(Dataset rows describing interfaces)
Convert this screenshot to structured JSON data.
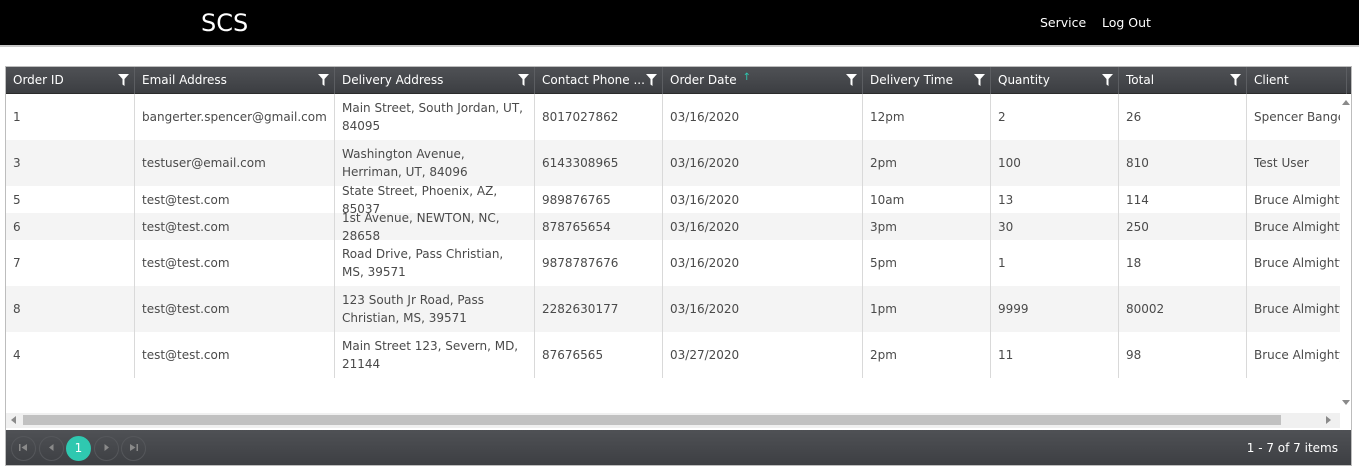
{
  "header": {
    "brand": "SCS",
    "nav": [
      "Service",
      "Log Out"
    ]
  },
  "grid": {
    "columns": [
      {
        "label": "Order ID",
        "filter": true
      },
      {
        "label": "Email Address",
        "filter": true
      },
      {
        "label": "Delivery Address",
        "filter": true
      },
      {
        "label": "Contact Phone ...",
        "filter": true
      },
      {
        "label": "Order Date",
        "filter": true,
        "sort": "ascending"
      },
      {
        "label": "Delivery Time",
        "filter": true
      },
      {
        "label": "Quantity",
        "filter": true
      },
      {
        "label": "Total",
        "filter": true
      },
      {
        "label": "Client",
        "filter": false
      }
    ],
    "rows": [
      [
        "1",
        "bangerter.spencer@gmail.com",
        "Main Street, South Jordan, UT, 84095",
        "8017027862",
        "03/16/2020",
        "12pm",
        "2",
        "26",
        "Spencer Bangerter"
      ],
      [
        "3",
        "testuser@email.com",
        "Washington Avenue, Herriman, UT, 84096",
        "6143308965",
        "03/16/2020",
        "2pm",
        "100",
        "810",
        "Test User"
      ],
      [
        "5",
        "test@test.com",
        "State Street, Phoenix, AZ, 85037",
        "989876765",
        "03/16/2020",
        "10am",
        "13",
        "114",
        "Bruce Almighty"
      ],
      [
        "6",
        "test@test.com",
        "1st Avenue, NEWTON, NC, 28658",
        "878765654",
        "03/16/2020",
        "3pm",
        "30",
        "250",
        "Bruce Almighty"
      ],
      [
        "7",
        "test@test.com",
        "Road Drive, Pass Christian, MS, 39571",
        "9878787676",
        "03/16/2020",
        "5pm",
        "1",
        "18",
        "Bruce Almighty"
      ],
      [
        "8",
        "test@test.com",
        "123 South Jr Road, Pass Christian, MS, 39571",
        "2282630177",
        "03/16/2020",
        "1pm",
        "9999",
        "80002",
        "Bruce Almighty"
      ],
      [
        "4",
        "test@test.com",
        "Main Street 123, Severn, MD, 21144",
        "87676565",
        "03/27/2020",
        "2pm",
        "11",
        "98",
        "Bruce Almighty"
      ]
    ]
  },
  "pager": {
    "first_icon": "first-page-icon",
    "prev_icon": "previous-page-icon",
    "current_page": "1",
    "next_icon": "next-page-icon",
    "last_icon": "last-page-icon",
    "info": "1 - 7 of 7 items"
  },
  "colors": {
    "accent": "#2fc8b0",
    "header_bg": "#000000",
    "grid_header_bg": "#45474b"
  }
}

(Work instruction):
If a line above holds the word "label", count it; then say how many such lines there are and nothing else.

(Answer to this exercise):
9